Melissa Spence Gardner draws XO #5, the continuing saga of a professional killer. Mitchell takes the story into flashback mode here, recalling the first time the character was paid to kill someone… his best friend’s brother. What surprises is that he creates some solid suspense as to whether or not he actually accomplished the deed. I’ve generally been enjoying the XO comics, and this is easily the best one to date. However, I think the real secret is that Mitchell and Gardner simply work best as a team. He’s learning how to write to her strengths, and she’s getting more skilled at using the format effectively. Very good.

WORMS #4 has Kimberlee Traub on art chores, and continues following the lead character as she tries to escape the strange hospital where she’s being held captive and experimented upon. Tired of the i.v. that’s allowing the worms into her body, she once again musters the strength to stand and begin to make her way towards the exit. Only a single nurse stands in her way- will she make it? WORMS has an interesting story going on, but I don’t feel like the micro-mini format really allows it the oxygen it needs to effectively tell the story, nor does it allow Traub the ability to do any real storytelling with the art- it’s just one abstract moment after another.

Closing things out are LOST KISSES #9-10, both drawn by Mitchell himself. LOST KISSES is an autobiographical comic, and to be blunt, it’s the weakest material he produces. I give him credit for putting things out in front of people: issue nine discusses why his friends’ wives and girlfriends hate him, and issue ten covers his inability to deal with being shown love. But while I think it’s supposed to come off as brave to discuss these things, the attitude he conveys makes him come across as a complete d-bag. (I don’t think that’s what Mitchell really had in mind.) There’s something really unpleasant about admitting you see someone’s wife or girlfriend as just another object to ignore, like a t-shirt. It mostly wants to make you put down the comic and punch the author in the junk.

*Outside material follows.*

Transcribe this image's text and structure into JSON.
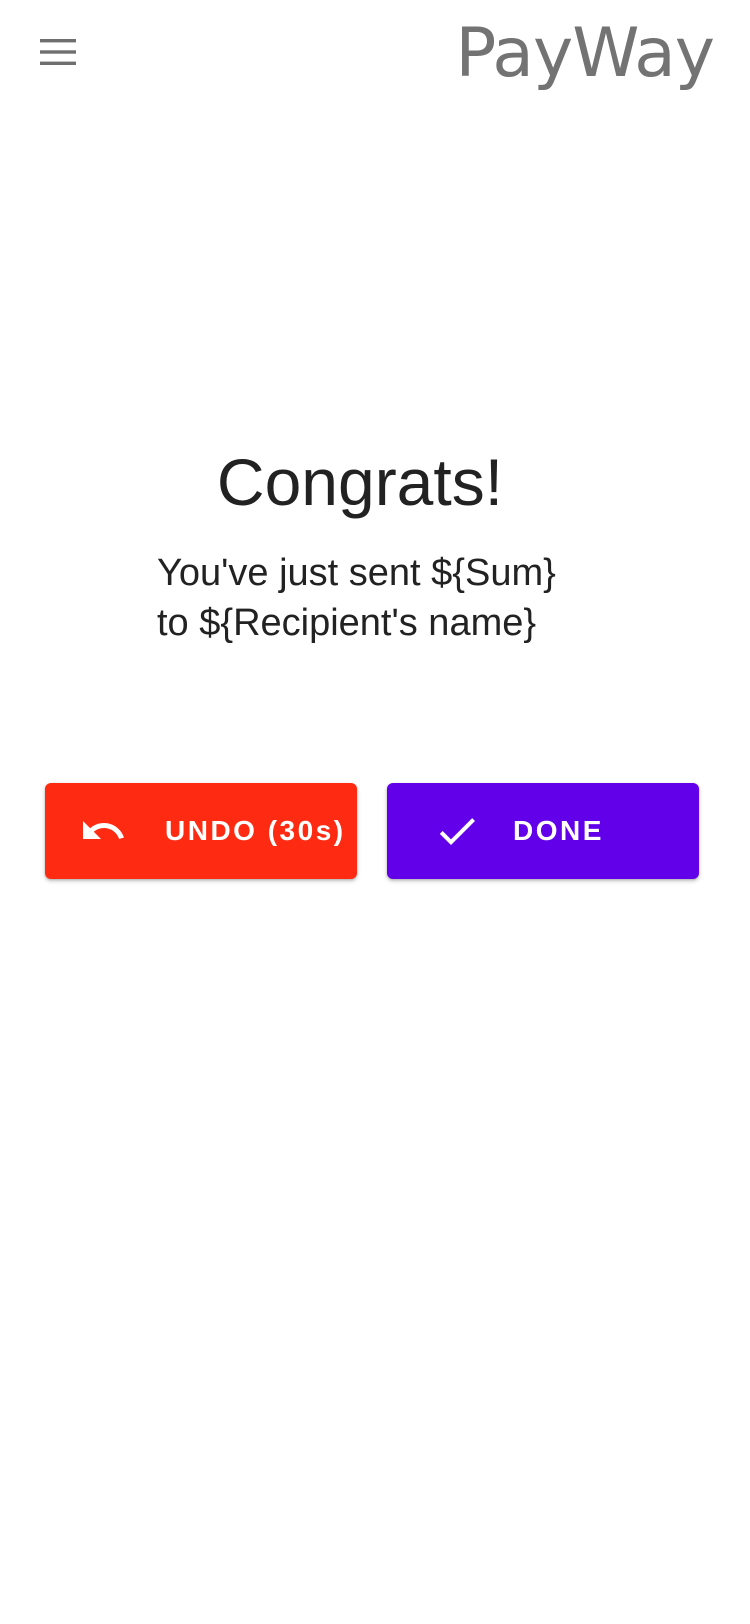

As always, never a dull moment with the Silber micro-minis.

Marc Mason